However, a petition calling for them to be saved had been signed more than 41,000 times by Tuesday afternoon.
The school said it had always been "open" about the purpose of the pigs.
Animal rights campaigner Ed Winter, who launched the petition, said a vegan parent had contacted him after "begging" the school to send the pigs to a sanctuary.
He said: "In 2018 we should be teaching children compassion towards animals.
"The school has made students and parents uncomfortable, by discriminating against their beliefs by condemning these pigs to death."
He added that the pupils have "never had a say in the matter" and claimed they were not being given "an objective education with both sides of the story".
Head teacher Chris Willsher said the secondary school decided to send the pigs back to the farmer who gifted them following the complaint and before the petition was launched.
He said pigs had been "well cared for" in a walled garden since 2008, and that it was made clear to students that they would be slaughtered and were "not pets".
"Indeed they are sold as Priestland's Porkers to staff, to the local community through butcher's shops and are served in the canteen with students knowing very clearly that they are sausages made from our pigs," he added.
Mr Willsher said sending the pigs back to the farm would allow time for a consultation on the future of the school's policy, and that he respected the views of vegans.

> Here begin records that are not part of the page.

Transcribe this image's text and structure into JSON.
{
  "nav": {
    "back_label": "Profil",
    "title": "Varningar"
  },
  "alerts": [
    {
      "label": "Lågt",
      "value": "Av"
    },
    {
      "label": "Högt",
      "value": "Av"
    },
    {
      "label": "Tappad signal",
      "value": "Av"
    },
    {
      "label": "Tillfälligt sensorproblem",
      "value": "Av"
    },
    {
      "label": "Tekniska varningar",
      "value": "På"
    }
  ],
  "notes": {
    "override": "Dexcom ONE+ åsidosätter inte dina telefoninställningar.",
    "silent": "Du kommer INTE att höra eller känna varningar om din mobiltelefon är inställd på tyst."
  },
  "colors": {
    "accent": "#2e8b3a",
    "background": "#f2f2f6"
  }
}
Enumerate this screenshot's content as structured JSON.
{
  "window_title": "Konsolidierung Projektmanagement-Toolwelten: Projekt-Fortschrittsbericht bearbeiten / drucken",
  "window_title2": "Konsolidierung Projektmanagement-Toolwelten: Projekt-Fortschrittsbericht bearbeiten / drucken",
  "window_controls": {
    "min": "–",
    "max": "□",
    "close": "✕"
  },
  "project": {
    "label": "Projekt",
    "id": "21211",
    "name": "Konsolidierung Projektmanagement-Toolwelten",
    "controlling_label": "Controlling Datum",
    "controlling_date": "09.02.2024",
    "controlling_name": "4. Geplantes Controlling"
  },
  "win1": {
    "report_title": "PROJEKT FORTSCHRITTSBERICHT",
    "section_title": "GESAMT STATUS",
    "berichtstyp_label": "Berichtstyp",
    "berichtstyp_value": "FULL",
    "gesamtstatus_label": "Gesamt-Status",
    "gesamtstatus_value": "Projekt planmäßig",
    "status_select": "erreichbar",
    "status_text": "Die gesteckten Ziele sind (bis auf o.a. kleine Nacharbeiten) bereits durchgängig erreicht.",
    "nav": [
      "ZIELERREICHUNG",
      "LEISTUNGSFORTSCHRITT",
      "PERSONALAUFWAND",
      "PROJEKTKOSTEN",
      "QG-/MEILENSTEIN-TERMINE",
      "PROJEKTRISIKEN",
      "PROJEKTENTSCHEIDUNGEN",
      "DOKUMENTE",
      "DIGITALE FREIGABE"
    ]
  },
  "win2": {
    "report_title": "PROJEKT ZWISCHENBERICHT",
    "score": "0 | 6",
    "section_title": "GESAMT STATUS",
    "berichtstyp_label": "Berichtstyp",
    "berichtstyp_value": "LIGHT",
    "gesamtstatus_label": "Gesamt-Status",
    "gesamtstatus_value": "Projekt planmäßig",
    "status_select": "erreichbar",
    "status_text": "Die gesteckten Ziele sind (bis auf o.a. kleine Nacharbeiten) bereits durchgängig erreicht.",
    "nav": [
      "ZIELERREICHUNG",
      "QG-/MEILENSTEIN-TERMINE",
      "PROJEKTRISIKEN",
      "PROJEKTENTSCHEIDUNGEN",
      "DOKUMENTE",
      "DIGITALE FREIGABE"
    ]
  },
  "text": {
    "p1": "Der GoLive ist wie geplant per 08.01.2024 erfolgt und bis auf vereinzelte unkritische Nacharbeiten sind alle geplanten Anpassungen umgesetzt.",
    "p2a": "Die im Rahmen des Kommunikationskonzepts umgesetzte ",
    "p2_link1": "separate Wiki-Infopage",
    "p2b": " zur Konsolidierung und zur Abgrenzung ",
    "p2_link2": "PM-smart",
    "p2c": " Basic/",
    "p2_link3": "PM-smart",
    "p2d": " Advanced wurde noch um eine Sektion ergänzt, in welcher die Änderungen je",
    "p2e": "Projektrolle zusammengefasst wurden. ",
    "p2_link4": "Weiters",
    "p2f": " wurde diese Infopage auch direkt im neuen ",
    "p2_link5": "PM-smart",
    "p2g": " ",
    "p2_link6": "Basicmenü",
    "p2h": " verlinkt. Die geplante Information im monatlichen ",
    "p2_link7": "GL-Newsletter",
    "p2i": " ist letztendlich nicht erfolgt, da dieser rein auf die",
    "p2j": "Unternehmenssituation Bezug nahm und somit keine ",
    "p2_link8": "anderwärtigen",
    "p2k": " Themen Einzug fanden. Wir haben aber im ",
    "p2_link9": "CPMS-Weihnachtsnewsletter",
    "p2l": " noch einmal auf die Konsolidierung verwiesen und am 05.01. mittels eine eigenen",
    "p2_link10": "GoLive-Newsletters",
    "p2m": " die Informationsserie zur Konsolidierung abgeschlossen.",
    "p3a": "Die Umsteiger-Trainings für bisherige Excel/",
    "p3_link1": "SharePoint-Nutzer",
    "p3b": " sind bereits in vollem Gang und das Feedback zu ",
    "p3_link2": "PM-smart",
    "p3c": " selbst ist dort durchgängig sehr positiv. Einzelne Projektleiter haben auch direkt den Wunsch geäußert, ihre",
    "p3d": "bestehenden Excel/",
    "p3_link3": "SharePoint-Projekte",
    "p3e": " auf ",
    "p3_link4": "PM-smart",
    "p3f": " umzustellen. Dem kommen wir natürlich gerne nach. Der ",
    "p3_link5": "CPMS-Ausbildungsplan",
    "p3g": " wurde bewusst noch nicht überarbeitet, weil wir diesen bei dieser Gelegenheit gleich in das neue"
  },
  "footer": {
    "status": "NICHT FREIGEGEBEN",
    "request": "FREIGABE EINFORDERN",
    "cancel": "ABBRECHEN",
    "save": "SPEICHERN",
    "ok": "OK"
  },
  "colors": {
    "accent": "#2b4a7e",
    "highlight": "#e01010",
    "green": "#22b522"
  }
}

"We are not campaigning for meat eating, we are simply wanting children to learn about where their food comes from," he added.